-- The data --
————————

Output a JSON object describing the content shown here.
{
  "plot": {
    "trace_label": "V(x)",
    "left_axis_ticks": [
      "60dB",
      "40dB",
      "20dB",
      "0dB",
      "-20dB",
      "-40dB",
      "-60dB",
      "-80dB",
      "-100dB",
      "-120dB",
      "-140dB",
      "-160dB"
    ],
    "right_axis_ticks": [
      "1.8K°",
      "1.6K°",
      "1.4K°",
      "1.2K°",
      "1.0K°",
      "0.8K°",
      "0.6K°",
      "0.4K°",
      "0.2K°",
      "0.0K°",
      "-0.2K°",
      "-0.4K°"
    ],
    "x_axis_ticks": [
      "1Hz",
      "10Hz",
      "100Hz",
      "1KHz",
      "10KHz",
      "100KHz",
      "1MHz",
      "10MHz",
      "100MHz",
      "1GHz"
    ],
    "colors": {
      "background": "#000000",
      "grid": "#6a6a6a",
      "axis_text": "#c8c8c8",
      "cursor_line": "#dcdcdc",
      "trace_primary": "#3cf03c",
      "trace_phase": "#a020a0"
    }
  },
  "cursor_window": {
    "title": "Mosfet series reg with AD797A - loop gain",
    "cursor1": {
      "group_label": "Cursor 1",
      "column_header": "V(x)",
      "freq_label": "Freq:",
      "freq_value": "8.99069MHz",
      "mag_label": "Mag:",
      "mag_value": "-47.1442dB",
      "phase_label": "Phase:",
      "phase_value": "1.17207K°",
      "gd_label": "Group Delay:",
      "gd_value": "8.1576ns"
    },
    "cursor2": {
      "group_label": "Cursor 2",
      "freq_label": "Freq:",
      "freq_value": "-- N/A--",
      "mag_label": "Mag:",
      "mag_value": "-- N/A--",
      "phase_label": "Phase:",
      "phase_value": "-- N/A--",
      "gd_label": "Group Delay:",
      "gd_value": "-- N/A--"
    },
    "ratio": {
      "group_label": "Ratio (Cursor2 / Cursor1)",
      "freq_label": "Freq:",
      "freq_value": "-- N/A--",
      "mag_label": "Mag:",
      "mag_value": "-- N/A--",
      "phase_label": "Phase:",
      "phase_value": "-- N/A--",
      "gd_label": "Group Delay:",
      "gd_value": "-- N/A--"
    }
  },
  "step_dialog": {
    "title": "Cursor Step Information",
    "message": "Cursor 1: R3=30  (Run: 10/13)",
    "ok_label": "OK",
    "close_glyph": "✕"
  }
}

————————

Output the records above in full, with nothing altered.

-- Response --
Output a JSON object describing the content shown here.
{
  "plot": {
    "trace_label": "V(x)",
    "left_axis_ticks": [
      "60dB",
      "40dB",
      "20dB",
      "0dB",
      "-20dB",
      "-40dB",
      "-60dB",
      "-80dB",
      "-100dB",
      "-120dB",
      "-140dB",
      "-160dB"
    ],
    "right_axis_ticks": [
      "1.8K°",
      "1.6K°",
      "1.4K°",
      "1.2K°",
      "1.0K°",
      "0.8K°",
      "0.6K°",
      "0.4K°",
      "0.2K°",
      "0.0K°",
      "-0.2K°",
      "-0.4K°"
    ],
    "x_axis_ticks": [
      "1Hz",
      "10Hz",
      "100Hz",
      "1KHz",
      "10KHz",
      "100KHz",
      "1MHz",
      "10MHz",
      "100MHz",
      "1GHz"
    ],
    "colors": {
      "background": "#000000",
      "grid": "#6a6a6a",
      "axis_text": "#c8c8c8",
      "cursor_line": "#dcdcdc",
      "trace_primary": "#3cf03c",
      "trace_phase": "#a020a0"
    }
  },
  "cursor_window": {
    "title": "Mosfet series reg with AD797A - loop gain",
    "cursor1": {
      "group_label": "Cursor 1",
      "column_header": "V(x)",
      "freq_label": "Freq:",
      "freq_value": "8.99069MHz",
      "mag_label": "Mag:",
      "mag_value": "-47.1442dB",
      "phase_label": "Phase:",
      "phase_value": "1.17207K°",
      "gd_label": "Group Delay:",
      "gd_value": "8.1576ns"
    },
    "cursor2": {
      "group_label": "Cursor 2",
      "freq_label": "Freq:",
      "freq_value": "-- N/A--",
      "mag_label": "Mag:",
      "mag_value": "-- N/A--",
      "phase_label": "Phase:",
      "phase_value": "-- N/A--",
      "gd_label": "Group Delay:",
      "gd_value": "-- N/A--"
    },
    "ratio": {
      "group_label": "Ratio (Cursor2 / Cursor1)",
      "freq_label": "Freq:",
      "freq_value": "-- N/A--",
      "mag_label": "Mag:",
      "mag_value": "-- N/A--",
      "phase_label": "Phase:",
      "phase_value": "-- N/A--",
      "gd_label": "Group Delay:",
      "gd_value": "-- N/A--"
    }
  },
  "step_dialog": {
    "title": "Cursor Step Information",
    "message": "Cursor 1: R3=30  (Run: 10/13)",
    "ok_label": "OK",
    "close_glyph": "✕"
  }
}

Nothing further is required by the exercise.